  1. Contractors environmental liability: $1,000,000 per loss; $2,000,000 aggregate


  2. Use of commercial general liability (CGL)/CPL package policies; if a package policy is utilized, the following limits will apply: $3,000,000 per loss; $3,000,000 in aggregate
  1. Acceptability of Insurers

Unless otherwise agreed to in writing by owner, insurance is to be placed with insurers that have a Best's Insurance Reports rating of no less than "A" and a financial size of no less than Class "VII."

  1. Additional Insureds

The following parties shall be named as additional insureds on the contractors environmental liability for liability arising from the project work.

  1. Site owner or general contactor

The CGL and CPL coverage for these additional insureds shall be on a primary and noncontributory basis. The additional insured endorsement on the CGL policies shall be provided under Insurance Services Office, Inc., form CG 20 10 for ongoing operations and CG 20 37 07 04 completed operations and their equivalent on the CPL policy.

  1. Additional Insurance Requirements

Any and all deductibles or other forms of retention are the responsibility of the contractor. All deductibles or other forms of retention are subject to the approval of owner. Contractor will disclose to the owner in writing the amounts of any deductibles or self-insured retentions on the insurance required under this contract.

The addition of a requirement for CPL insurance in the "Standard General Conditions of the Construction Contract" is a risk management breakthrough. It was never rational to ignore the existence of pollution exclusions in insurance policies when setting the insurance requirements of vendors. Lenders should take a lesson from the engineers.


Opinions expressed in Expert Commentary articles are those of the author and are not necessarily held by the author's employer or IRMI. Expert Commentary articles and other IRMI Online content do not purport to provide legal, accounting, or other professional advice or opinion. If such advice is needed, consult with your attorney, accountant, or other qualified adviser.

Like This Article?

IRMI Update

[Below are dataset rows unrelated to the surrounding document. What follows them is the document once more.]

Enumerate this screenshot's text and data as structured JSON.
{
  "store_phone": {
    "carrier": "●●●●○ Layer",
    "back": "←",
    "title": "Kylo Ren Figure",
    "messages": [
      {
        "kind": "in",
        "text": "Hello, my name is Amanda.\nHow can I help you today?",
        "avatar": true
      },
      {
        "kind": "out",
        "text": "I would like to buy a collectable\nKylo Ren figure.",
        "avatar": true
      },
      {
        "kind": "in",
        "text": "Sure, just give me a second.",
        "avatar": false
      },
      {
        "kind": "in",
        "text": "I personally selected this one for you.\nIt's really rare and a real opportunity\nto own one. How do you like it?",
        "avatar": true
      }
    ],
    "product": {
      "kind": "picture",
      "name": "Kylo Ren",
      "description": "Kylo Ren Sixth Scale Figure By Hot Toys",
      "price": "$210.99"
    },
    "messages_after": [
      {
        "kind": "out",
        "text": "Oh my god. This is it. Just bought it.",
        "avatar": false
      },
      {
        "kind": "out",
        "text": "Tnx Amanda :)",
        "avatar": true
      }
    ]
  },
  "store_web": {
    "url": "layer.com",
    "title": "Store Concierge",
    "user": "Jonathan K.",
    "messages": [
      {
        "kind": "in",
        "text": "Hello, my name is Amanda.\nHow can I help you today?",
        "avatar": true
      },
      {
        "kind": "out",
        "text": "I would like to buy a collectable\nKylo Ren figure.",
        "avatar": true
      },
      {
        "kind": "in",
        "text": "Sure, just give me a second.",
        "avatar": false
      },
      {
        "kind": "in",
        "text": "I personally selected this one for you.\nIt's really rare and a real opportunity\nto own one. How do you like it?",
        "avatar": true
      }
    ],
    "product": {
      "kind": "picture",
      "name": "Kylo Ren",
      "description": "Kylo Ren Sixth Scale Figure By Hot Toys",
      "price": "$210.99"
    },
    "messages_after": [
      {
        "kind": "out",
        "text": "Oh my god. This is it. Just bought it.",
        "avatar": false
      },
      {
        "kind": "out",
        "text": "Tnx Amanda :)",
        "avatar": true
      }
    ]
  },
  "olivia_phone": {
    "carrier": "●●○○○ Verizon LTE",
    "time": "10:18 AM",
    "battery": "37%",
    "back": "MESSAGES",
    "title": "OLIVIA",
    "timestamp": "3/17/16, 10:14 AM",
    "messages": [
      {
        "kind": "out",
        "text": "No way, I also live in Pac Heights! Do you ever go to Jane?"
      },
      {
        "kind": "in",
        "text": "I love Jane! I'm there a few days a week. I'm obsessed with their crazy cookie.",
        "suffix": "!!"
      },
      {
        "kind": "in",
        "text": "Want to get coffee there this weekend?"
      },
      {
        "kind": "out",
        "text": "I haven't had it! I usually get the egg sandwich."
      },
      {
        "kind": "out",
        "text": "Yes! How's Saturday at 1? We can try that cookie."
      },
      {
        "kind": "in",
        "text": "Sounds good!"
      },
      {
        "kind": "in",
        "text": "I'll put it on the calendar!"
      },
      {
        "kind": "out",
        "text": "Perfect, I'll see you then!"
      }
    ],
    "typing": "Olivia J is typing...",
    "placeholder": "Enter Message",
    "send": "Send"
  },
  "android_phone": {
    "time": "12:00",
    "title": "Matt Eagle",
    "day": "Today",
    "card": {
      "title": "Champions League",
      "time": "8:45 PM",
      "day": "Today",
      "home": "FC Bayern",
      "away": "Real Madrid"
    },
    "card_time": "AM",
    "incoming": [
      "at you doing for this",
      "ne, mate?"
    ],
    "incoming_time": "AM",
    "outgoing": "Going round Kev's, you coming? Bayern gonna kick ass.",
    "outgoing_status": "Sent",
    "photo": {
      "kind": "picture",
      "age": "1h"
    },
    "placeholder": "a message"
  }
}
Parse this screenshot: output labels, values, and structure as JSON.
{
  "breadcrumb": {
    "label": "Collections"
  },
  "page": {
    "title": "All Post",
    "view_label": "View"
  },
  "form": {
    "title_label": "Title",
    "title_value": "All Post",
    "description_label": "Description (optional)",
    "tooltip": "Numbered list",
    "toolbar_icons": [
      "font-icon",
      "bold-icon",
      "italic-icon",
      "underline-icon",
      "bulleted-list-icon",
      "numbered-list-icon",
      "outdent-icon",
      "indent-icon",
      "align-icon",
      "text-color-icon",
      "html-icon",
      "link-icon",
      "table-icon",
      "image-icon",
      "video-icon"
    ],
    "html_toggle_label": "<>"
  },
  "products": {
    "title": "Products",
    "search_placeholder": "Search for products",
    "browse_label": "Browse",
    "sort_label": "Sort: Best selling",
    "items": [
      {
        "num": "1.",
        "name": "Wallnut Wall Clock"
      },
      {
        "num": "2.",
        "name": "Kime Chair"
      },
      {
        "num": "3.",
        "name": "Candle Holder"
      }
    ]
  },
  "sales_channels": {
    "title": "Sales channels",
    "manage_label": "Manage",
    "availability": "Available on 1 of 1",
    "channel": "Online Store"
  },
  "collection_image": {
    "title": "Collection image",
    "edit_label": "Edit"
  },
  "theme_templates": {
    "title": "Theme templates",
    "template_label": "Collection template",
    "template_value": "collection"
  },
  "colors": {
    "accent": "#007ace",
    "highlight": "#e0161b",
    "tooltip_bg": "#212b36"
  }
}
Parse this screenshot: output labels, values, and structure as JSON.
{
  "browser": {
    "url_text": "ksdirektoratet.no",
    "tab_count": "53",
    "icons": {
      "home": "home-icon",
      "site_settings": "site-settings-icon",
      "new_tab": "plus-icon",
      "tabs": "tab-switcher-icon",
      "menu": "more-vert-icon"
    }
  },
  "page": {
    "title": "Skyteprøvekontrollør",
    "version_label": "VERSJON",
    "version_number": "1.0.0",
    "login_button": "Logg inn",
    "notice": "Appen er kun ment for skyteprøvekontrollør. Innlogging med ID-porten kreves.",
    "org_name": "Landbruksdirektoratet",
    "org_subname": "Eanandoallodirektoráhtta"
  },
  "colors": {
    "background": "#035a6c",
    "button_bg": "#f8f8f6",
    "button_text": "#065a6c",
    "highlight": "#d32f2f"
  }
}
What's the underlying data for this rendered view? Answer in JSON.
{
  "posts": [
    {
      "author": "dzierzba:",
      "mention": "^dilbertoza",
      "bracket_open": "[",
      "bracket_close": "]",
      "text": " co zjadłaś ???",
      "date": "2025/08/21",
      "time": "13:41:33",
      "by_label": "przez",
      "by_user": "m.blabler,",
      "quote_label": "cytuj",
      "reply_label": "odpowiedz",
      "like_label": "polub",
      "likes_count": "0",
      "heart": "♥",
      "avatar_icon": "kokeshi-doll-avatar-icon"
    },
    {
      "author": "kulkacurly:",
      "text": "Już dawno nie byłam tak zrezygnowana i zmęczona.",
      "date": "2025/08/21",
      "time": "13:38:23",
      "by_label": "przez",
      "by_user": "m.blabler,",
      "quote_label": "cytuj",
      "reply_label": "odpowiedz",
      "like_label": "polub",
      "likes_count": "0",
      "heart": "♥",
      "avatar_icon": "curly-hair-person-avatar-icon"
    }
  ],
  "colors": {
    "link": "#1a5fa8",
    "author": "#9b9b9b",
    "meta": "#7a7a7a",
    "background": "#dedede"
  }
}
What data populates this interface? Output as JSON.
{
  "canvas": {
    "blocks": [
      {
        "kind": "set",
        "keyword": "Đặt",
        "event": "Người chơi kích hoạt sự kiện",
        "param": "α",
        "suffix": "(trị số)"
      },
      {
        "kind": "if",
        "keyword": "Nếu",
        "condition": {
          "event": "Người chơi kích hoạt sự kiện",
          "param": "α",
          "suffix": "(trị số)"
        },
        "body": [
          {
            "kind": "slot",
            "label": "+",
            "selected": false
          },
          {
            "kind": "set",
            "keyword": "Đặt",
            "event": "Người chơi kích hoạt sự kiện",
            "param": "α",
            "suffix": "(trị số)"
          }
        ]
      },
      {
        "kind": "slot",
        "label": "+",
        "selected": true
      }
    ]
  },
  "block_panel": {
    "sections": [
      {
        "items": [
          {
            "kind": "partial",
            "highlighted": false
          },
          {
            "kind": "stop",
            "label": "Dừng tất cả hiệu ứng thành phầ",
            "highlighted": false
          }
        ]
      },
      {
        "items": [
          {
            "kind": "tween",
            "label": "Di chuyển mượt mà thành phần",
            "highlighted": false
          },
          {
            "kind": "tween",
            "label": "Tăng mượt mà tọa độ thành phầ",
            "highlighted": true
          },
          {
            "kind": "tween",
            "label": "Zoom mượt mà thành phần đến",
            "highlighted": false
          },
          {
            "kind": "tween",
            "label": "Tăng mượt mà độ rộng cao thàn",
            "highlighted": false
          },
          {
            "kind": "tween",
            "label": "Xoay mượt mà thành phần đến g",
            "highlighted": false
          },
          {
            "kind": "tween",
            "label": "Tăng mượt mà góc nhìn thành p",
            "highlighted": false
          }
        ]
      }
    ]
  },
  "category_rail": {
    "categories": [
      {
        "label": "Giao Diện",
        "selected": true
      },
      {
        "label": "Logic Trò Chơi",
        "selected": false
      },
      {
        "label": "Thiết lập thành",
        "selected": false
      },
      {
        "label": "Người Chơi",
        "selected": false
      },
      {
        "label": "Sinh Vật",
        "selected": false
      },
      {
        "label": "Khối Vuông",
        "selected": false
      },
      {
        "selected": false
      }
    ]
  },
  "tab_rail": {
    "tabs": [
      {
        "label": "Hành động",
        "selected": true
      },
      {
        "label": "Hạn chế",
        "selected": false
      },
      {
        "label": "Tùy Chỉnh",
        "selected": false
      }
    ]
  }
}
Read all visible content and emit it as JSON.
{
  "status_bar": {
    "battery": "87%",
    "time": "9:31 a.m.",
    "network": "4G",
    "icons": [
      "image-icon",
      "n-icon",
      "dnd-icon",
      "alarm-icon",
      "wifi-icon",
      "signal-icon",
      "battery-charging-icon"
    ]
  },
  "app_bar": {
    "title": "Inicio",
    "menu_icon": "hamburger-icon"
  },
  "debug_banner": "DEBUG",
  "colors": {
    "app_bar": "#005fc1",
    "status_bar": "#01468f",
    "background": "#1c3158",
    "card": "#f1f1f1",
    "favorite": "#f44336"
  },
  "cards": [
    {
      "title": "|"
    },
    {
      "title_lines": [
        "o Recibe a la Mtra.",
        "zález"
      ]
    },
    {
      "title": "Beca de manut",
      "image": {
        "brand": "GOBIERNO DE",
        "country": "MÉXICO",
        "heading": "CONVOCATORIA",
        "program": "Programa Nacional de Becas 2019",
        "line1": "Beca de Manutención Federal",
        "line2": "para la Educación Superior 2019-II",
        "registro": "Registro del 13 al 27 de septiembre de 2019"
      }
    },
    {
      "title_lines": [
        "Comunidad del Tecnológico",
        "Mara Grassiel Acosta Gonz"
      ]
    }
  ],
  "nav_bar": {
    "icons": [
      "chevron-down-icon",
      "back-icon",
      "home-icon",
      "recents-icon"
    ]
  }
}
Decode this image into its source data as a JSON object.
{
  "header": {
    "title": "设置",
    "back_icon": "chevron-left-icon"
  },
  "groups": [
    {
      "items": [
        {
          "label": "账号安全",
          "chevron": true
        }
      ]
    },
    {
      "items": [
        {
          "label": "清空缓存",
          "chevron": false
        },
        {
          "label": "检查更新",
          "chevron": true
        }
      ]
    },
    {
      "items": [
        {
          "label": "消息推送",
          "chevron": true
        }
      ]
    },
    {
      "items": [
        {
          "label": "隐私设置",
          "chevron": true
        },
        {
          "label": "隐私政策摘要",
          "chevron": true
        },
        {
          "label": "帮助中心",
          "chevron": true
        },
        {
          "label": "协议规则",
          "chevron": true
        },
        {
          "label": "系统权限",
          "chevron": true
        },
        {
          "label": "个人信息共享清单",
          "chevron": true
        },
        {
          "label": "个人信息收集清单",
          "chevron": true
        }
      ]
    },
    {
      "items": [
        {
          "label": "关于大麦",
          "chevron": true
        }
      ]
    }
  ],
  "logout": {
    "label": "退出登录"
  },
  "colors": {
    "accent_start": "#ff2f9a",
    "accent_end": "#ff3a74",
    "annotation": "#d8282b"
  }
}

Dive into thought-provoking industry commentary every other week, including links to free articles from industry experts. Discover practical risk management tips, insight on important case law and be the first to receive important news regarding IRMI products and events.

Learn More